Check out Shaul Schwarz’s website which has all of his collections, here.

28 Apr

I just discovered this site and its awesome. It’s like, which is my favorite site of all time, but consists of 22 tracks in each of the genres featured. The site is in a “jukebox” format and highlights songs picked by specialized DJs from Amsterdam. If you listen to pandora as much as I do, the songs get repetitive after awhile. 22tracks refreshes songs from each category every couple days. The site is concise and to the point, the music. I don’t know whats going on in Amsterdam but the music scene is nice. This ones for you Hummer. Everyone check it out! Hope you enjoy!


William Kentridge: A Different Kind of Modern Art

15 Apr

Felix Crying

I’ve never been much of a fan of modern art.  The paintings of Pollock and Kandinsky are vibrant and visually striking, but the most popular art of the last decade has lost much of the attraction (at least for me) of these abstract expressionist ideals.  To quote an article by Richard Lacayo from TIME Magazine, some of the most-talked-about art in the past few years has been “shiny, shrill, and brazen.”  These big, bright, over-the-top works might have a visual apeal – “Oh, that look’s pretty cool” – but they have never made me feel any deeper connection or introspection.  A diamond-crusted skull, a series of infinitely reflecting mirrors, and a thousand pieces of hanging wood evoke little emotion and, as Mr. Lacayo feels, seem to have imitated the bling of a boom time, which we have now fallen so far from. 

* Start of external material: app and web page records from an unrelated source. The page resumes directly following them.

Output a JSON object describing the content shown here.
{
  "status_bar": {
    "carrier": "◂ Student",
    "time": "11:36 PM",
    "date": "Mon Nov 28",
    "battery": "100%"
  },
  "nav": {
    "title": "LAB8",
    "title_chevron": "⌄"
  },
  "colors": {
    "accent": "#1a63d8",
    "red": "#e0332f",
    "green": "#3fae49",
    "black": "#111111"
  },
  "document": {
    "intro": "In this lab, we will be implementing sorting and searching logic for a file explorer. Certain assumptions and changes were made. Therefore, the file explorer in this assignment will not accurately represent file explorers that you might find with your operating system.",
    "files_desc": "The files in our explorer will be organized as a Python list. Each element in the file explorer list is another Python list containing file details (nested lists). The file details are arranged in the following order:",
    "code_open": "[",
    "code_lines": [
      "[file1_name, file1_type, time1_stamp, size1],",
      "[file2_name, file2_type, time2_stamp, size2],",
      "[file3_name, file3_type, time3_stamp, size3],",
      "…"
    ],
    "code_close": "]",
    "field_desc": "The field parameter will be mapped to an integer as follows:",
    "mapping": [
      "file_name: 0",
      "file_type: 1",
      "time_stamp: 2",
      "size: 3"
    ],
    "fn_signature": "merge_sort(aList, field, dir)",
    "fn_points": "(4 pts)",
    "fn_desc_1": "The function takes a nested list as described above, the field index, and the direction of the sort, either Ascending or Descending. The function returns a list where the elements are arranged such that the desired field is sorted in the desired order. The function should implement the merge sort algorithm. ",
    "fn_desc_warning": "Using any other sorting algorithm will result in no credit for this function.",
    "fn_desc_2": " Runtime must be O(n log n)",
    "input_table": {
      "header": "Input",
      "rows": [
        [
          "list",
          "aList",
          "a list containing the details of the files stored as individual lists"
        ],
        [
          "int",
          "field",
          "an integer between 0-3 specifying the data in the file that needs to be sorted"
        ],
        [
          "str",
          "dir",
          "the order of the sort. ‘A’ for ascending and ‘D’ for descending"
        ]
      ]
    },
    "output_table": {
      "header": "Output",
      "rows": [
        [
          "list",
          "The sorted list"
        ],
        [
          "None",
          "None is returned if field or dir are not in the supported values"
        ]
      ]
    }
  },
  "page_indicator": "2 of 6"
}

William Kentridge, a 54 year old white South African, provides a distinct change from this trend of modern art.  His drawings and animated films are not clean and shiny, but instead are rough and primitive.  As an animator, Kentridge adheres to the painstaking process of using charcoal to draw and then erase individual images, all on one sheet of paper rather than successive sheets, so that the smudges and faint lines survive from frame to frame.  This creates a morphing, fading affect rather than the smooth movement of normal animation.  Through this rough animation, which is often accompanied by classical music, Kentridge evokes serious emotion by dealing with political and social issues.  As a South African growing up during apartheid he’s not short on material.  Kentridge’s work often emphasizes the duality of man that was so obvious in this brutal society, as well as focusing on time and change as a major theme.  While not the most attractive works of art, Kentridge’s drawings are appealing for their ragged look and concentration on society, man, and emotions which elicits the viewers own feelings and opinions  – qualities that so much of today’s modern art lacks.

Continue reading